Among stimulant users who enter addiction treatment, it is very difficult to determine whether depressive symptoms commonly associated with chronic stimulant use are caused by a drug-induced depression or an underlying (pre-existing) depressive disorder exacerbated by the stimulant use.
More than 50% of stimulant users in addiction treatment meet criteria for concurrent psychiatric disorders and nearly 75% for a lifetime psychiatric diagnosis, including depressive disorders, anxiety disorders and post-traumatic stress disorders. If an underlying condition is complicating your recovery from stimulant drug abuse, help is available.
In addition to mood disturbances, chronic stimulant use can lead to more severe drug-induced psychiatric problems such as paranoid psychosis, sometimes coupled with extreme agitation and aggressive or violent behavior.
Drug-induced psychosis is more likely to occur with methamphetamine than cocaine use and tends to persist considerably longer after methamphetamine use ends.
Remission of drug-induced psychotic symptoms often occurs within 1–3 days after stopping cocaine use, but may persist for several weeks or even months after stopping methamphetamine use.
At high doses, especially if smoked or injected intravenously, cocaine and methamphetamine can produce pallor, cold sweat, rapid pulse, tremors and headache.
Serious medical consequences are relatively uncommon in stimulant users as compared, for example, to alcoholics. Nonetheless, high doses can cause serious or life-threatening problems. These include cardiac arrhythmias, cerebral hemorrhage, seizures, respiratory failure, extreme hyperthermia and sudden death.
Fatal reactions to cocaine and methamphetamine, although relatively uncommon, can and do occur. Click here to read more about the short-term effects of cocaine & methamphetamine use.
Some medical consequences are directly related to route of drug administration. Chronic snorting of cocaine may be associated with chronic sinus infections, perforation of the nasal septum, and repeated nose bleeds. Smoking either cocaine or methamphetamine can cause sore throat, chronic chest congestion, lung infections, and impaired diffusion capacity as a consequence of inhaling hot vapors.

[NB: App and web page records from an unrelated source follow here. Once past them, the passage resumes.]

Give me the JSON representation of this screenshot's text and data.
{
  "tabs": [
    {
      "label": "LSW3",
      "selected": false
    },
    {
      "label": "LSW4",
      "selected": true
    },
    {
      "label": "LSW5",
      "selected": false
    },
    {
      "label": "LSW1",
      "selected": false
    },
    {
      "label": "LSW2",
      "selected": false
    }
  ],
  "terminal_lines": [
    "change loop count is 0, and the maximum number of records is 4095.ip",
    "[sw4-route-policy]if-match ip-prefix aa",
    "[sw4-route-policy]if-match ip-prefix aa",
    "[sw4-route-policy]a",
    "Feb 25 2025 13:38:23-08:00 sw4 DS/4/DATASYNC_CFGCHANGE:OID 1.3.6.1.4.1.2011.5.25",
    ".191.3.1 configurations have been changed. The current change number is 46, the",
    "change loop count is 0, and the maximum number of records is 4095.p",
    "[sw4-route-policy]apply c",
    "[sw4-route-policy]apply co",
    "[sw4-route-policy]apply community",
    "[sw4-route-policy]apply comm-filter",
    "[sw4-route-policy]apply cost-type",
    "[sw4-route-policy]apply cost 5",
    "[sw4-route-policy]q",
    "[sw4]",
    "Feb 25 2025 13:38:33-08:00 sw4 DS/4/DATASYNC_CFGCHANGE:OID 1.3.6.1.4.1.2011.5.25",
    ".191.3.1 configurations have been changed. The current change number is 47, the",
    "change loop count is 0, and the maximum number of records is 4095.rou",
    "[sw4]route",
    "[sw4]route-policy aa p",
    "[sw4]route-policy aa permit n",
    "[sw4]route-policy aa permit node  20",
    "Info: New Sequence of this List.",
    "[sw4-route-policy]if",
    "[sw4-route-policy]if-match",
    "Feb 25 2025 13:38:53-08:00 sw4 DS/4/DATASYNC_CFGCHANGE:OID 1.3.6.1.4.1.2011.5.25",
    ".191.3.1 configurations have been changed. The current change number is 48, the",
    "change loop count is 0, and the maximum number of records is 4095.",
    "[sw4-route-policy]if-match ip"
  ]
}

Intravenous injection may be associated with abscesses at injection sites and exposure to serious infectious diseases such as HIV and hepatitis owing to sharing of unsterile needles and syringes. The risk of exposure to these and other sexually transmitted diseases is also increased by high-risk sexual behaviors (e.g. unprotected intercourse with multiple partners) engendered by cocaine and methamphetamine use.

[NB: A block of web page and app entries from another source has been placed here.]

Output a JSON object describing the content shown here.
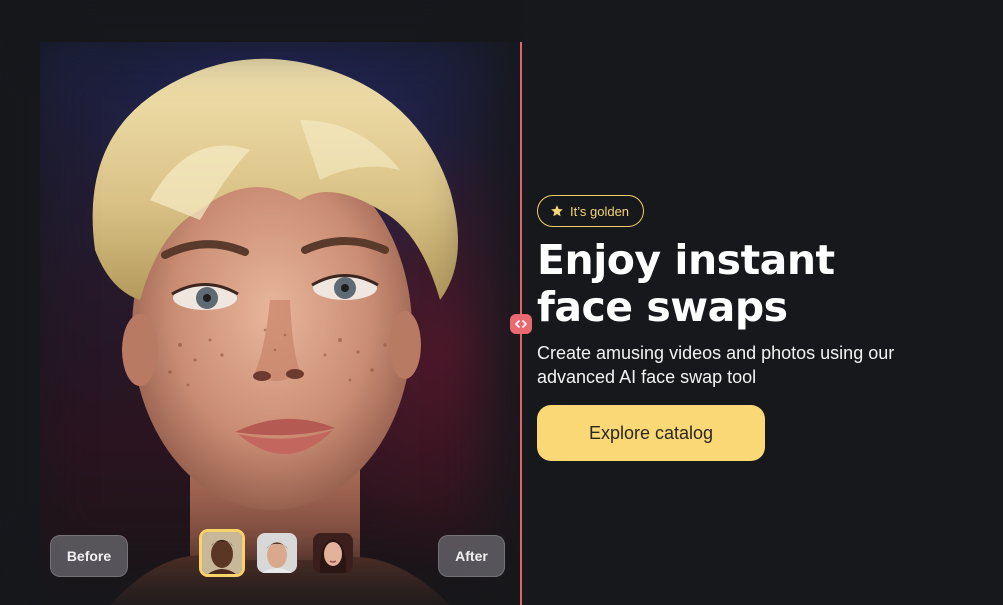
{
  "comparison": {
    "before_label": "Before",
    "after_label": "After",
    "thumbnails": [
      {
        "name": "face-thumbnail-1",
        "selected": true
      },
      {
        "name": "face-thumbnail-2",
        "selected": false
      },
      {
        "name": "face-thumbnail-3",
        "selected": false
      }
    ],
    "divider_color": "#e0656a"
  },
  "hero": {
    "badge_icon": "star-icon",
    "badge_text": "It’s golden",
    "headline_line1": "Enjoy instant",
    "headline_line2": "face swaps",
    "subtitle_line1": "Create amusing videos and photos using our",
    "subtitle_line2": "advanced AI face swap tool",
    "cta_label": "Explore catalog"
  },
  "colors": {
    "background": "#17181c",
    "accent_yellow": "#fbd876",
    "badge_border": "#f1cf6a",
    "handle": "#e96a70"
  }
}
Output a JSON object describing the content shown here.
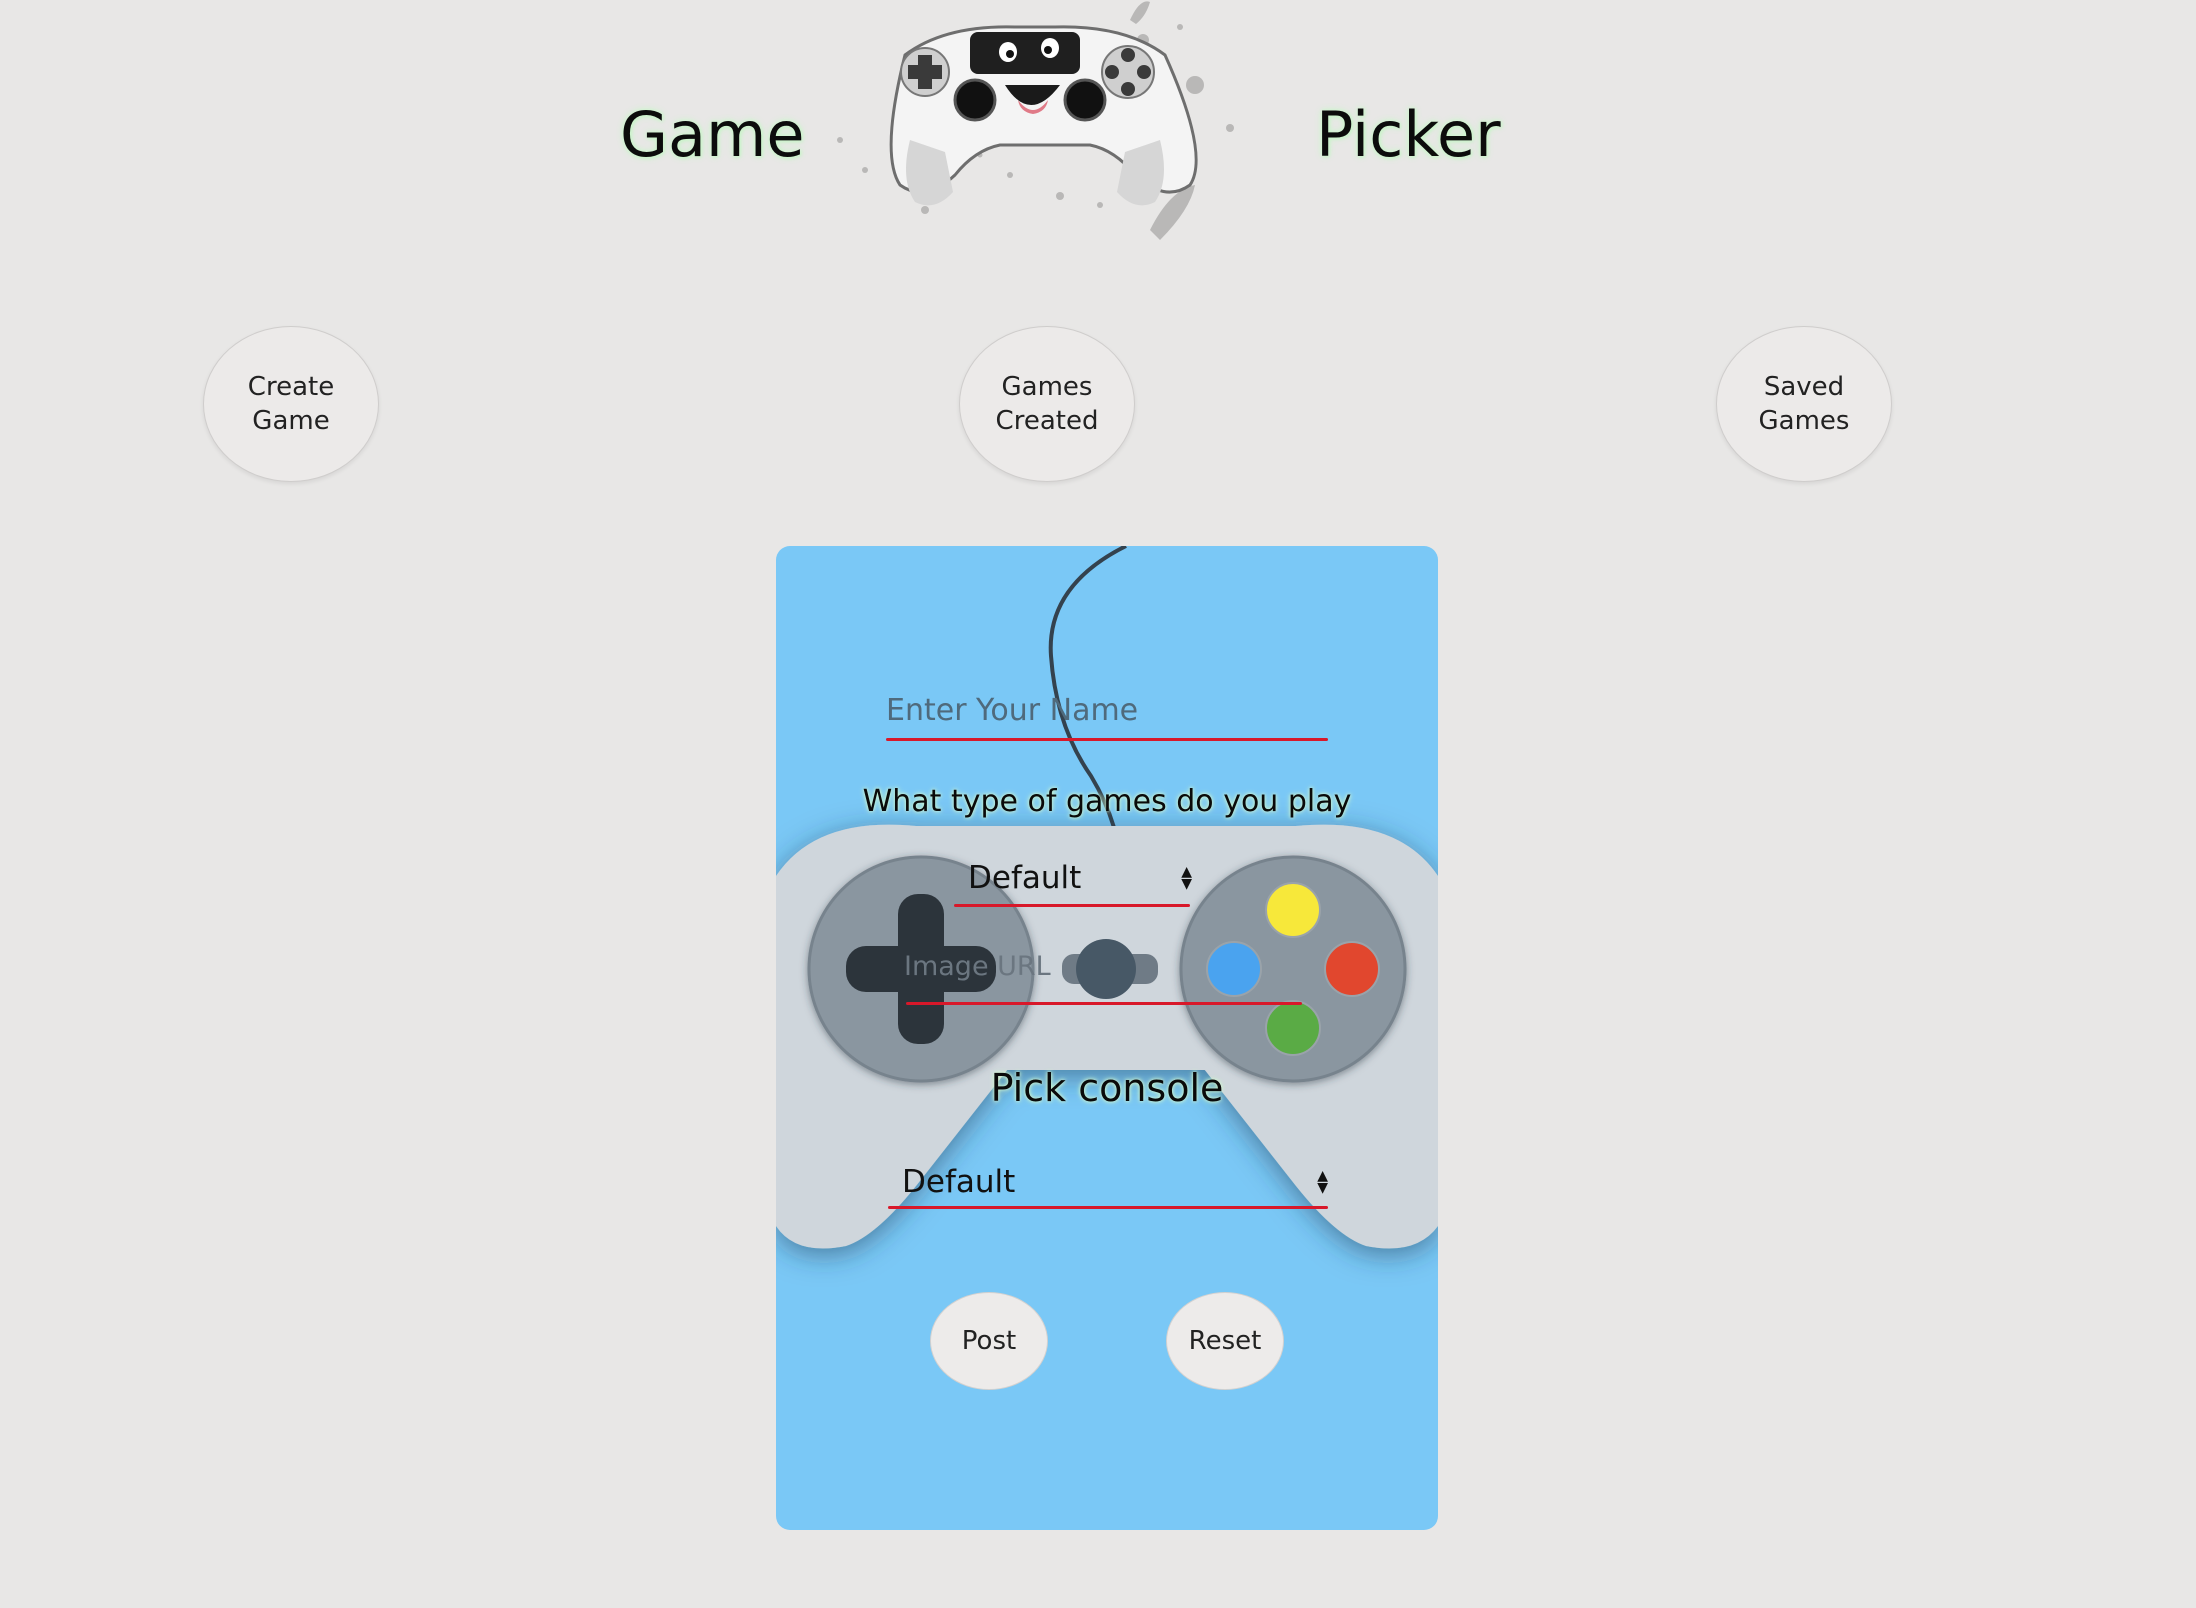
{
  "header": {
    "title_left": "Game",
    "title_right": "Picker",
    "logo_icon": "gamepad-mascot-icon"
  },
  "nav": {
    "create": "Create Game",
    "created": "Games Created",
    "saved": "Saved Games"
  },
  "form": {
    "name_placeholder": "Enter Your Name",
    "type_label": "What type of games do you play",
    "type_select_value": "Default",
    "image_placeholder": "Image URL",
    "console_label": "Pick console",
    "console_select_value": "Default",
    "post_label": "Post",
    "reset_label": "Reset",
    "background_icon": "gamepad-icon"
  },
  "colors": {
    "page_bg": "#e8e7e6",
    "card_bg": "#7ac8f6",
    "underline": "#d8182a",
    "title_glow": "#c9f5c9",
    "btn_yellow": "#f7e83a",
    "btn_blue": "#4aa3ef",
    "btn_red": "#e1472e",
    "btn_green": "#5aab45"
  }
}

Stimulants and Pregnancy
Cocaine use during pregnancy is associated with both prenatal and postnatal complications, especially premature delivery or miscarriage owing to drug-induced separation of the placenta – a byproduct of vasoconstriction and reduced blood flow to the uterine wall.
Recent studies indicate that fetal exposure to methamphetamine is increasing and has been associated with multiple prenatal complications, such as intraventricular hemorrhage, fetal growth restriction, increased risk of preterm labor, placental abruption, decreased birth weight, cardiac defects, cleft palate, and behavioral effects in newborns.
How stimulants affect your brain function
Chronic methamphetamine use has been linked to significant impairments in neuropsychological functioning. Methamphetamine users appear to develop different cognitive impairments than do abusers of cocaine or other types of drugs.
Active users of methamphetamine and cocaine both demonstrate impaired verbal memory, but methamphetamine abusers also demonstrate deficits on tasks of perceptual speed and information processing, and on tasks that combine these skills with visual motor scanning.
Additionally, as compared to users of cocaine or heroin, the cognitive deficits suffered by chronic methamphetamine users can hamper their ability initially to engage in and to benefit from psychologically-oriented addiction treatment.
Brain neuroimaging studies using PET scans in humans indicate that certain changes in brain neurotransmitter systems that underlie methamphetamine-induced cognitive deficits appear to normalize during the first year or two following cessation of drug use, but other changes persist for longer periods of time and it remains unclear whether complete reversal of these effects is attainable.
Stop the damage
Getting help for stimulant drug use is the first step to stop creating the damage stimulants create for your body and brain. Customized help for cocaine use, methamphetamine use, and other stimulant abuse is available for executives and professionals in a discreet, confidential setting. Flexible day and evening appointment times, often within 24-28 hours.
Call now to make an appointment to get help, or just fill out the contact form and click Send.